The latest issue on UN Police Magazine is out. From EnterText, a special issue on Liminal London. From Slate, what's happening under the Gulf of Mexico? Your gushing oil well questions, answered; Daniel Gross on the best way to punish BP for the oil spill (and more); and why aren't Democrats emotionally exploiting the oil spill? Madison Smartt Bell reviews Kissing the Mask by William T. Vollmann (and more). Rand Paul is just the latest in a line of physician-pols who are embarrassing the profession; Kent Sepkowitz on why medicine and politics don’t mix. A review of In Time of War: Understanding American Public Opinion from World War II to Iraq by Adam Berinsky. More on W. Joseph Campbell's Getting It Wrong: Ten of the Greatest Misreported Stories in American Journalism. A review of Bad Ideas? An Arresting History of Our Inventions by Robert Winston. A review of The Making of African America: The Four Great Migrations by Ira Berlin (and more and more). All the cool kids are wearing them, now the keffiyeh enters the Guinness World Record book. Michael Lewis on Shorting Reform: A plan to shape financial reform to your advantage. Elena Kagan could have been a superb historian: Two history professors read the nominee's undergraduate thesis. Karan Mahajan reviews American Taliban by Pearl Abraham. Deborah Rhode on why looks are the last bastion of discrimination. From the Vatican's Zenith, how a strategy of "silence" saved thousands of Jews: Documents and testimonies point to Pius XII's efforts; and apologetics for the Facebook Generation: Christianity has a lot more to offer the world than atheists give it credit for, says Mary Eberstadt, author of The Loser Letters. Martin Gardner on Oprah Winfrey: Bright (but gullible) billionaire (and more).

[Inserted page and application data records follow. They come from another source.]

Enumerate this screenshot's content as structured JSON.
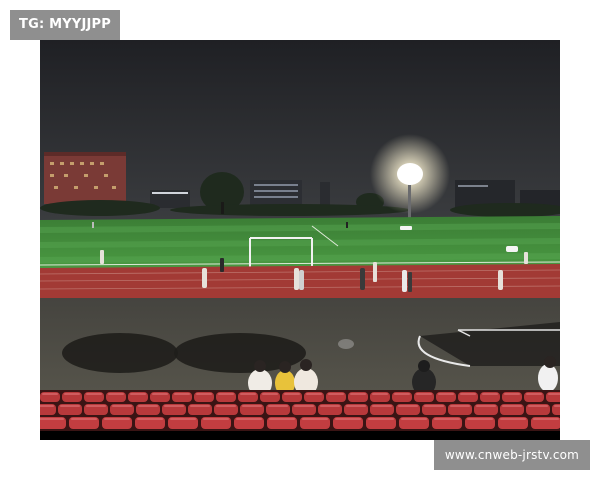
{
  "watermark_top": {
    "text": "TG: MYYJJPP"
  },
  "watermark_bottom": {
    "text": "www.cnweb-jrstv.com"
  },
  "photo": {
    "subject": "night-football-field",
    "colors": {
      "sky": "#2b2d31",
      "field": "#3f8a3a",
      "track": "#a23a35",
      "seats": "#b8393b",
      "concourse": "#4b4a43",
      "floodlight": "#ffffff"
    }
  }
}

From The New York Review of Books, Michael Pollan on the rise of the Food Movement: a review essay. From The New Yorker, is Le Fooding, the French culinary movement, more than a feeling? When KFC comes out a chicken sandwich on a chicken bun, we're outraged; when a mom-and-pop diner does the same thing, we say, "What a quaint slice of Americana". Beeline to Extinction: Saving our threatened pollinators is key to global food security. Why is nutritional math so muddled? If you want to fight global warming, it’s time to consider a different diet (and more). How school gardens are cheating our most vulnerable students: A review of Alice Waters and Chez Panisse by Thomas McNamee. A Christian diet: David Grumett on the case for food rules. An interview with Carolyn Steel on books on food and the city. Brett Anderson on his top five favorite books about the New Orleans's cuisine. From FT, a review of Eating Animals by Jonathan Safran Foer; The End of Overeating: Taking Control of our Insatiable Appetite by David A Kessler; and An Edible History of Humanity by Tom Standage (and more). A review of Sugar: A Bittersweet History by Elizabeth Abbott. When it comes to legitimate restaurant reviewing, many journalists have dropped the ball; a code of ethics for Australia’s restaurant critics and food journalists needs to be written and adhered to. From LRB, Jeremy Harding on the future of food and its supply. A review of The Italian Way: Food and Social Life by Douglas Harper and Patrizia Faccioli. The Femivore’s Dilemma: Can chickens save the desperate housewife? Better Farmers Markets: Farmers markets need to do more to tackle the convenience problem. Everyone eats — but that doesn’t make you a restaurant critic.